By Tom Blumer | July 24, 2015 | 6:48 PM EDT

Thanks to year-over-year declines in manufacturing orders, manufacturing shipments, and wholesale sales, along with bloated inventories, apologists for the current condition of the U.S. economy are down to three defenses supposedly demonstrating that all is still really well after yet another rough first quarter (once again excused away as due to supposedly historically awful winter weather).

One of the three is that the housing market, particularly for new homes, is in a genuine recovery. Effective today, we can scratch at least the new-home element of that claim. The Census Bureau told us today that seasonally adjusted new-home sales fell by 7 percent in June, after May's originally strong figure was also revised down by 5 percent. The raw data showed that the number of new homes sold in June — supposedly peak season for new home purchases — was the same as the number sold in February.

By Tom Blumer | July 20, 2015 | 6:54 PM EDT

The company officially known as the Great Atlantic & Pacific Tea Co. has filed for bankruptcy for the second time in five years. This time around, the storied "A&P" name may completely disappear.

Coverage at USA Today by Nathan Bomey notes that "About 93% (of its workers) are represented by one of 12 different unions, and many of them have bumping rights that the company has described as a big barrier to reducing costs." Coverage at two of the three major business wire services, the Associated Press and Reuters, failed to mention the word "union" at all.

By Tom Blumer | July 15, 2015 | 11:44 PM EDT

The serious sales slumps combined with inventory buildups in manufacturing and wholesale industries, documented in previous NewsBusters posts, continues. So does the establishment press's determination to ignore them.

At the Associated Press today, Christopher Rugaber was tasked to cover the Federal Reserve's June release on Industrial Production. The good news is that the Fed report showed an overall increase (+0.3 percent) for the first time in three months. The bad news is that none of it came in manufacturing, which was flat as a pancake for the second straight month. The net sum of the monthly manufacturing declines so far this year is -0.3 percent. While Rugaber concentrated his attention where it belonged, i.e., on manufacturing, since it makes up 75 percent of all industrial activity, he still managed to come up with all kinds of explanations for the lack of progress — except the two most obvious (bold is mine):

By Tom Blumer | July 3, 2015 | 10:52 PM EDT

The folks at Reuters issued a pretty sloppy video yesterday relating to the government's June jobs report.

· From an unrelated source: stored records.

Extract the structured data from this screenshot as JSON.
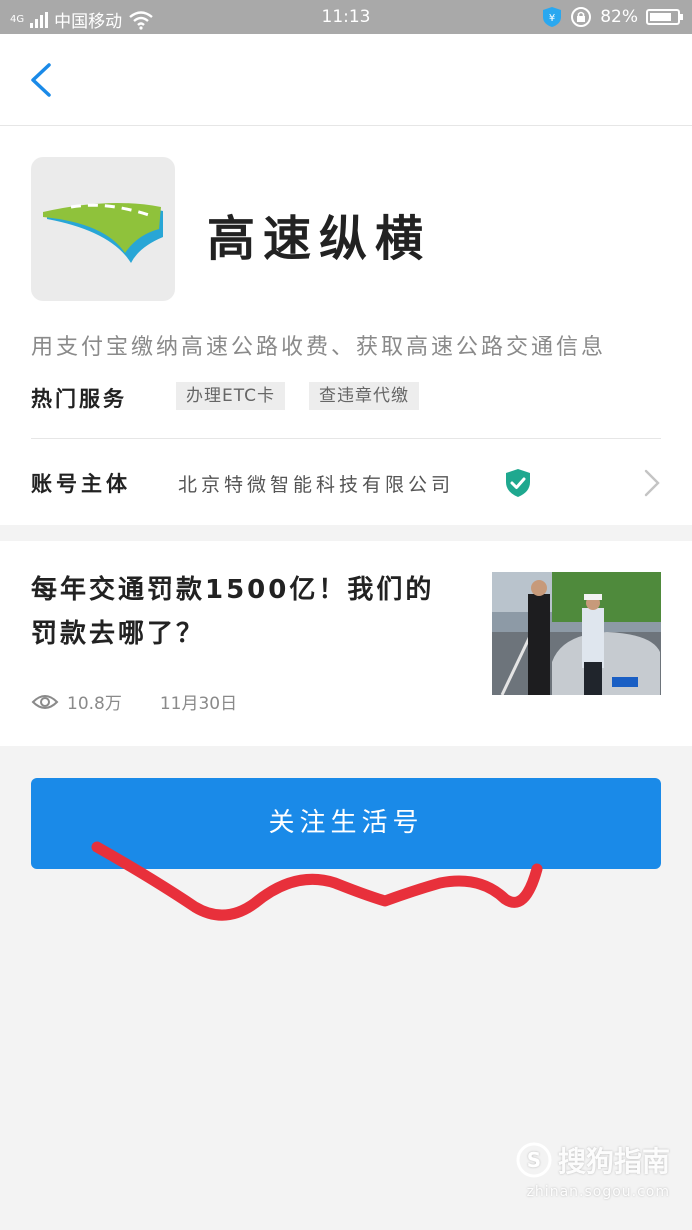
{
  "status_bar": {
    "network": "4G",
    "carrier": "中国移动",
    "time": "11:13",
    "battery_percent": "82%",
    "battery_level": 0.82
  },
  "nav": {
    "back_icon": "chevron-left-icon"
  },
  "profile": {
    "app_name": "高速纵横",
    "description": "用支付宝缴纳高速公路收费、获取高速公路交通信息",
    "hot_services_label": "热门服务",
    "services": [
      "办理ETC卡",
      "查违章代缴"
    ],
    "account_label": "账号主体",
    "account_name": "北京特微智能科技有限公司"
  },
  "article": {
    "title": "每年交通罚款1500亿！我们的罚款去哪了？",
    "views": "10.8万",
    "date": "11月30日"
  },
  "follow_button": "关注生活号",
  "watermark": {
    "brand": "搜狗指南",
    "url": "zhinan.sogou.com"
  },
  "colors": {
    "accent": "#1a8ae8",
    "verified": "#1fa88f",
    "scribble": "#e8303b"
  }
}
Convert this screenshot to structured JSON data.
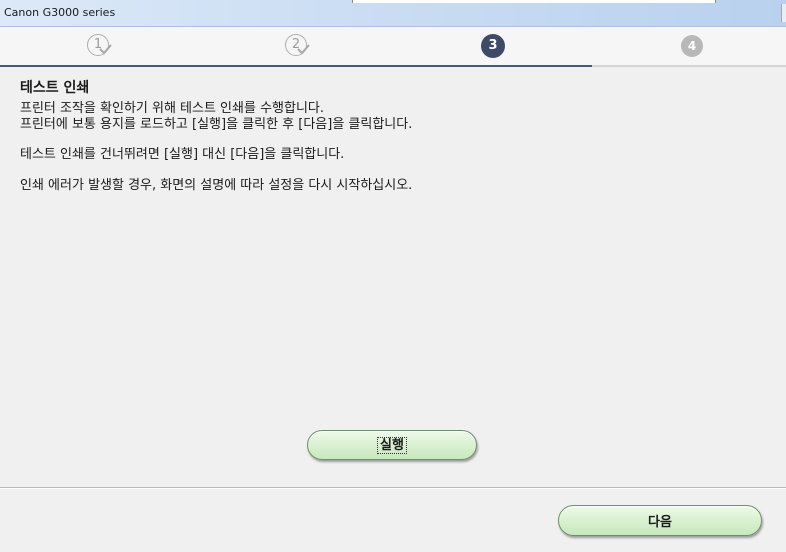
{
  "window": {
    "title": "Canon G3000 series"
  },
  "steps": [
    {
      "label": "1",
      "state": "done",
      "icon": "check-icon"
    },
    {
      "label": "2",
      "state": "done",
      "icon": "check-icon"
    },
    {
      "label": "3",
      "state": "current"
    },
    {
      "label": "4",
      "state": "upcoming"
    }
  ],
  "colors": {
    "accent": "#3d4b68",
    "button_green": "#d8f0cf",
    "titlebar": "#c9dcf3"
  },
  "content": {
    "heading": "테스트 인쇄",
    "line1": "프린터 조작을 확인하기 위해 테스트 인쇄를 수행합니다.",
    "line2": "프린터에 보통 용지를 로드하고 [실행]을 클릭한 후 [다음]을 클릭합니다.",
    "line3": "테스트 인쇄를 건너뛰려면 [실행] 대신 [다음]을 클릭합니다.",
    "line4": "인쇄 에러가 발생할 경우, 화면의 설명에 따라 설정을 다시 시작하십시오."
  },
  "buttons": {
    "run_label": "실행",
    "next_label": "다음"
  }
}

That videos described yesterday's reported jobs gains of 223,000 as "broad-based." That's true only if you think having 222,000 of yeaterday's those seasonally adjusted gains occurring in service industries, while only 1,000 were seen in goods-producing industries, is "broad-based":

By Tom Blumer | June 24, 2015 | 10:56 PM EDT

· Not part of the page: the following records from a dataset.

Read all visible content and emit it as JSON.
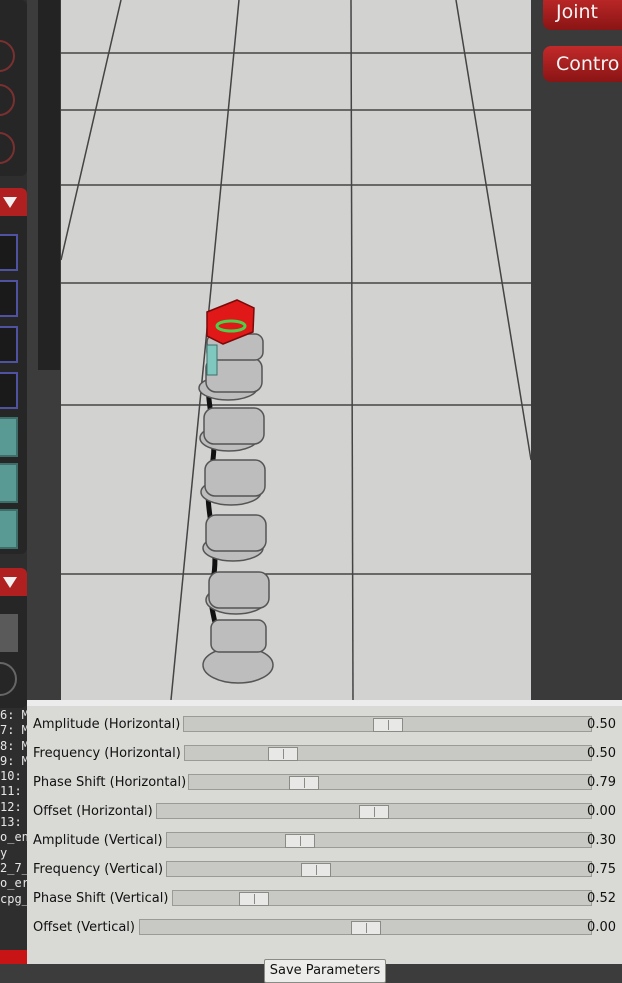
{
  "right_panel": {
    "buttons": [
      "Joint",
      "Contro"
    ]
  },
  "log": {
    "lines": [
      "6: M",
      "7: M",
      "8: M",
      "9: M",
      "10:",
      "11:",
      "12:",
      "13:",
      "o_en",
      "y",
      "2_7_",
      "o_er",
      "cpg_"
    ]
  },
  "sliders": [
    {
      "label": "Amplitude (Horizontal)",
      "value": "0.50",
      "position": 0.5
    },
    {
      "label": "Frequency (Horizontal)",
      "value": "0.50",
      "position": 0.22
    },
    {
      "label": "Phase Shift (Horizontal)",
      "value": "0.79",
      "position": 0.27
    },
    {
      "label": "Offset (Horizontal)",
      "value": "0.00",
      "position": 0.5
    },
    {
      "label": "Amplitude (Vertical)",
      "value": "0.30",
      "position": 0.3
    },
    {
      "label": "Frequency (Vertical)",
      "value": "0.75",
      "position": 0.34
    },
    {
      "label": "Phase Shift (Vertical)",
      "value": "0.52",
      "position": 0.17
    },
    {
      "label": "Offset (Vertical)",
      "value": "0.00",
      "position": 0.5
    }
  ],
  "save_button": "Save Parameters",
  "colors": {
    "accent_red": "#b02020",
    "teal": "#5a9a94",
    "viewport_floor": "#d2d2d0"
  }
}
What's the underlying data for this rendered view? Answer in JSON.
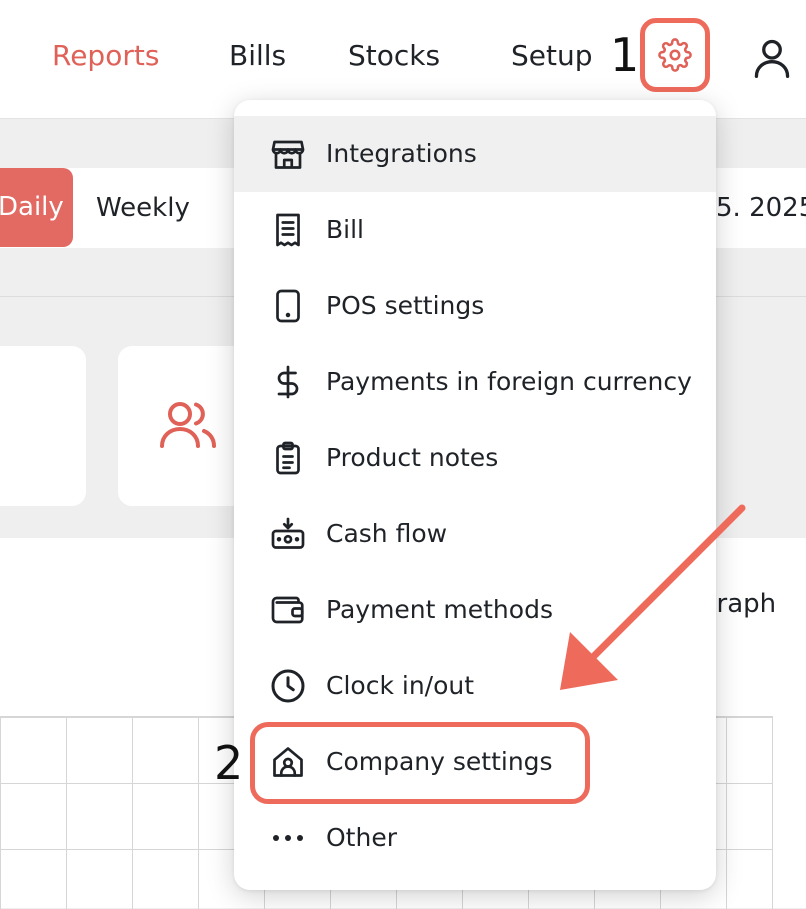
{
  "nav": {
    "items": [
      {
        "label": "Reports",
        "active": true
      },
      {
        "label": "Bills"
      },
      {
        "label": "Stocks"
      },
      {
        "label": "Setup"
      }
    ],
    "settings_icon": "gear-icon",
    "user_icon": "user-icon"
  },
  "annotations": {
    "step1": "1",
    "step2": "2"
  },
  "filters": {
    "daily": "Daily",
    "weekly": "Weekly",
    "date": "5. 2025"
  },
  "dashboard": {
    "graph_label": "graph"
  },
  "settings_menu": {
    "items": [
      {
        "label": "Integrations",
        "icon": "store-icon"
      },
      {
        "label": "Bill",
        "icon": "receipt-icon"
      },
      {
        "label": "POS settings",
        "icon": "tablet-icon"
      },
      {
        "label": "Payments in foreign currency",
        "icon": "dollar-icon"
      },
      {
        "label": "Product notes",
        "icon": "clipboard-icon"
      },
      {
        "label": "Cash flow",
        "icon": "cash-register-icon"
      },
      {
        "label": "Payment methods",
        "icon": "wallet-icon"
      },
      {
        "label": "Clock in/out",
        "icon": "clock-icon"
      },
      {
        "label": "Company settings",
        "icon": "house-icon"
      },
      {
        "label": "Other",
        "icon": "more-horizontal-icon"
      }
    ]
  },
  "colors": {
    "accent": "#e06158",
    "annotation": "#ee6b5c",
    "active_button": "#e26a62"
  }
}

The politically correct speech police are everywhere these days. Many members of the leftist establishment have taken it upon themselves to aid in their enforcement efforts. No one is safe — not even the person they want us to believe is destined to be the Democrats' 2016 presidential nominee.

Yesterday, at a Florissant, Missouri church only five miles from Ferguson, Hillary Clinton uttered the following words in succession: "All lives matter." NPR's Tamara Keith and Amita Kelly devoted much of their four-minute "Morning Edition" report on her appearance to what was described as a "3-Word Misstep."

By Joseph Rossell | June 19, 2015 | 12:34 PM EDT

Although labeled as “The Great Debate,” a Reuters story about the necessity of drastic change to avert “the climate apocalypse that has already begun” was anything but a debate.

Slate Magazine’s Bitwise tech columnist David Auerbach wrote that June 18 Reuters column with the dramatic headline: “A child born today may live to see humanity’s end, unless…” He promoted Australian microbiologist Frank Fenner’s claim that humans could be extinct in 100 years because of “overcrowding, denuded resources and climate change.”